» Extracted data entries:
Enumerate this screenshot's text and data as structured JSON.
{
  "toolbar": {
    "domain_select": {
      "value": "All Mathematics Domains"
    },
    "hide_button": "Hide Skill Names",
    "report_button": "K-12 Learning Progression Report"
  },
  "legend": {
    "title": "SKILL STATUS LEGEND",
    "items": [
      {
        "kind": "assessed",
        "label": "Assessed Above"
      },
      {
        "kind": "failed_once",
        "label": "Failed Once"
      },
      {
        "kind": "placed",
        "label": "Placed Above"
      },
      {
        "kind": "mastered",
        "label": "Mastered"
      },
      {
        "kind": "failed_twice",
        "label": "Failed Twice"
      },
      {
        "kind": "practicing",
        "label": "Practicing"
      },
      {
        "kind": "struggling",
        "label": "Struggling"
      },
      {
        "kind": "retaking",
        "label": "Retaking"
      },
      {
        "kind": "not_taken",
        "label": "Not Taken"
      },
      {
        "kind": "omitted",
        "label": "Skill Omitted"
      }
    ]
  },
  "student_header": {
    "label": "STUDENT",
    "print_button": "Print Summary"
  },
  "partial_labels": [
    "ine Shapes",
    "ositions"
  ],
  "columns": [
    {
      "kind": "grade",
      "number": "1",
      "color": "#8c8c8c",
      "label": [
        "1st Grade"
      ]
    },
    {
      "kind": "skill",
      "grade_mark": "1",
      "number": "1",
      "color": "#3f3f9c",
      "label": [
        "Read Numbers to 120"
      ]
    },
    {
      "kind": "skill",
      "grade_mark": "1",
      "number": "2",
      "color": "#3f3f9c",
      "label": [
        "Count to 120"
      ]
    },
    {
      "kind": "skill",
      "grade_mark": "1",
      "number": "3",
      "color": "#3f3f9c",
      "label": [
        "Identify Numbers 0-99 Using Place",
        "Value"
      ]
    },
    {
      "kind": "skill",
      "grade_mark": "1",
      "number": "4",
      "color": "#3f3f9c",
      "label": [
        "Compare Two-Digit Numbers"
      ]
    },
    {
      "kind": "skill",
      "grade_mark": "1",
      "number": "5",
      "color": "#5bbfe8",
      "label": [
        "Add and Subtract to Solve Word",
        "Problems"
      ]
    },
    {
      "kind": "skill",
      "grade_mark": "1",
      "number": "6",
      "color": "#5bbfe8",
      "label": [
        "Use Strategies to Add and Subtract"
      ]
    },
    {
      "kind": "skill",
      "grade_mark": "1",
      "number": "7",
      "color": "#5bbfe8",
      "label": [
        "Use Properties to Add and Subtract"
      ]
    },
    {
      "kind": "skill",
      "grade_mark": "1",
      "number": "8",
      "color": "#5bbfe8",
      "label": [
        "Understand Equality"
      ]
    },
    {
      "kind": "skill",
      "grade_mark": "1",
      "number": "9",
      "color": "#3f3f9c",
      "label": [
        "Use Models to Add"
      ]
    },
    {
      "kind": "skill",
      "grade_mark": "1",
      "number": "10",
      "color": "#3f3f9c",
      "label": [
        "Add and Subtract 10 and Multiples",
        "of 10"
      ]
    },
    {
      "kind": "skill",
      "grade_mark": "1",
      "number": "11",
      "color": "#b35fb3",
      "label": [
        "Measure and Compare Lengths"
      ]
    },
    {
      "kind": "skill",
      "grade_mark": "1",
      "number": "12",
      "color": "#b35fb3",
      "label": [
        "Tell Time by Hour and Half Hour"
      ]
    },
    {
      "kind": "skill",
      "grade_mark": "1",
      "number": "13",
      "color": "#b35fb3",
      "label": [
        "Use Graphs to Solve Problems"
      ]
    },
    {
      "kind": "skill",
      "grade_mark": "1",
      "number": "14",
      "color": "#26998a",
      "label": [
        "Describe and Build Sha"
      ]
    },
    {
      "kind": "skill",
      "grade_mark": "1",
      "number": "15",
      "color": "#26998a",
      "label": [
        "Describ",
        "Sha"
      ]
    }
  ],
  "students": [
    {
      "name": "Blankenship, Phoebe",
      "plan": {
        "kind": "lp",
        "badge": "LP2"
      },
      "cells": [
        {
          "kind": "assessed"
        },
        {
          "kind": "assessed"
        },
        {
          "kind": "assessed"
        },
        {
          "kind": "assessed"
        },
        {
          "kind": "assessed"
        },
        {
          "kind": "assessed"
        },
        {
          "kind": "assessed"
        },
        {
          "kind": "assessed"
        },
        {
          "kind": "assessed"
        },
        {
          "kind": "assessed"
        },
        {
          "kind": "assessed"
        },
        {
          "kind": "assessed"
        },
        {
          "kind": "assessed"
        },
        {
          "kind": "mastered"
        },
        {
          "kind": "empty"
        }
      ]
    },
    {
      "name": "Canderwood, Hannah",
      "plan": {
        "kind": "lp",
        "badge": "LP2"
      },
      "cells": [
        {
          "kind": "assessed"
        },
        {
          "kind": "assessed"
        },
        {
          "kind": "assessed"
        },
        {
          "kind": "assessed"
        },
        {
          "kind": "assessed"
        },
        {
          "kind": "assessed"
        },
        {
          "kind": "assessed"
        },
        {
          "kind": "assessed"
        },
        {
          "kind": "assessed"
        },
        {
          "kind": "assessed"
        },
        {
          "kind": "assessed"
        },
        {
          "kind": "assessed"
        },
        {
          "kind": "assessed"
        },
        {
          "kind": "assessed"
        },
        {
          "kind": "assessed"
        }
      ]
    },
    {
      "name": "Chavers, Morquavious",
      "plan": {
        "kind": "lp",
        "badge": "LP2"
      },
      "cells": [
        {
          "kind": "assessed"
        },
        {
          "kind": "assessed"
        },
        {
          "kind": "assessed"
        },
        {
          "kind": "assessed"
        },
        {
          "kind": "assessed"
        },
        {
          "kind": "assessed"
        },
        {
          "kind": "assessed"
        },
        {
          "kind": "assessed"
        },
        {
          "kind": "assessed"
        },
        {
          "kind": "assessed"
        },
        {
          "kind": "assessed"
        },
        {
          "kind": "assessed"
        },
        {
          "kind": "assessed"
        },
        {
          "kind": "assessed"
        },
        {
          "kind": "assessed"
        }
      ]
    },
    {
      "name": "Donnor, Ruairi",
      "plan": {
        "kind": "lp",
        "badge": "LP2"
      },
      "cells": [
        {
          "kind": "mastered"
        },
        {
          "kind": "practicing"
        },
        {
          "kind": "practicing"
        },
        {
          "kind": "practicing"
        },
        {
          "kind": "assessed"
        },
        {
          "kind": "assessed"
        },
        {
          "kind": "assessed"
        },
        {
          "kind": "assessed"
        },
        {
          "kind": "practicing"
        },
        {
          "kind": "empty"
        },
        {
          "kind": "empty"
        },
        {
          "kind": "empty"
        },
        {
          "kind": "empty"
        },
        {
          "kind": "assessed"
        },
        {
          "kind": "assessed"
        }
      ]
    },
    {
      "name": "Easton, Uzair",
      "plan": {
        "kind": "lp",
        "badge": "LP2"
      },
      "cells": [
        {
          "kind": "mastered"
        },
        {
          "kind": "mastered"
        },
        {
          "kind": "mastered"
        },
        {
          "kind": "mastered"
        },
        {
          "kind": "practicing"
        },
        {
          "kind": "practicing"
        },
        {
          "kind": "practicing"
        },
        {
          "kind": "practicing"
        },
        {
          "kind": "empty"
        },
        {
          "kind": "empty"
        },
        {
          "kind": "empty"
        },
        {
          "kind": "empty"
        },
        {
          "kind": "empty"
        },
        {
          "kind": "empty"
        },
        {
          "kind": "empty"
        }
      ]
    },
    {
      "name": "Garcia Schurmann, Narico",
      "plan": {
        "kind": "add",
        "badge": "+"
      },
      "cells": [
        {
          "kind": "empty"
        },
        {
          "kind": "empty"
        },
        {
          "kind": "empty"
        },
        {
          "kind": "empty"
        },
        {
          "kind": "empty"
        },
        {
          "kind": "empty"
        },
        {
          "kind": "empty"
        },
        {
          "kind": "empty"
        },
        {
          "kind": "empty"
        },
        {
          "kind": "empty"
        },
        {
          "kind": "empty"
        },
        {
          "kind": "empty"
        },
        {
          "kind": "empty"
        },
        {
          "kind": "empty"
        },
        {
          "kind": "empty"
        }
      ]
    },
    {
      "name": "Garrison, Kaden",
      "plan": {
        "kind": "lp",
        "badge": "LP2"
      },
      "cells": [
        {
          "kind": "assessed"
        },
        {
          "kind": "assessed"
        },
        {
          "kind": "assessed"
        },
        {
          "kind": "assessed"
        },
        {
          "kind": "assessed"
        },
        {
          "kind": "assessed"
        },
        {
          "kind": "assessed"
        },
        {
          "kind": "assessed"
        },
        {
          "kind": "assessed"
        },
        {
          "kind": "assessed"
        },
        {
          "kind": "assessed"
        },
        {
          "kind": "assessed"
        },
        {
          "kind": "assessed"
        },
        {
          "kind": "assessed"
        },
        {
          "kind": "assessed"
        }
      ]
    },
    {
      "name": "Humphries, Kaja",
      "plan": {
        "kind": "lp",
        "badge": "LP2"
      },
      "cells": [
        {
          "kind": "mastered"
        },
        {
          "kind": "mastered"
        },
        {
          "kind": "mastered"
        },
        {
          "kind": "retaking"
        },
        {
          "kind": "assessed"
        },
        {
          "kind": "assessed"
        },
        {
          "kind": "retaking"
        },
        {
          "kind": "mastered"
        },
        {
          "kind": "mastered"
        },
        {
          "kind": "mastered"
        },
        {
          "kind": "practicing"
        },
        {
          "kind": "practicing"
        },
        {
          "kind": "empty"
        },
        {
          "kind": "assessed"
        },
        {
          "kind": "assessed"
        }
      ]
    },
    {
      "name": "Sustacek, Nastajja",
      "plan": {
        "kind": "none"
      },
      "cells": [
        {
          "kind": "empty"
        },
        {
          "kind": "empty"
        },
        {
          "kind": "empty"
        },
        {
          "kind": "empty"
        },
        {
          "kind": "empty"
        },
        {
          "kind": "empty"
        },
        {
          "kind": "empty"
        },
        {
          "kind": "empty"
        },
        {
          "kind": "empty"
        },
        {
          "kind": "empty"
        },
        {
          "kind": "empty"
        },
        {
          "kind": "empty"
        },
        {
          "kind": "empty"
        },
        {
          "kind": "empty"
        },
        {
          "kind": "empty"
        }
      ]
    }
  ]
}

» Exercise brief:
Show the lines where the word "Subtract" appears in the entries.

» Answer:
        "Add and Subtract to Solve Word",
        "Use Strategies to Add and Subtract"
        "Use Properties to Add and Subtract"
        "Add and Subtract 10 and Multiples",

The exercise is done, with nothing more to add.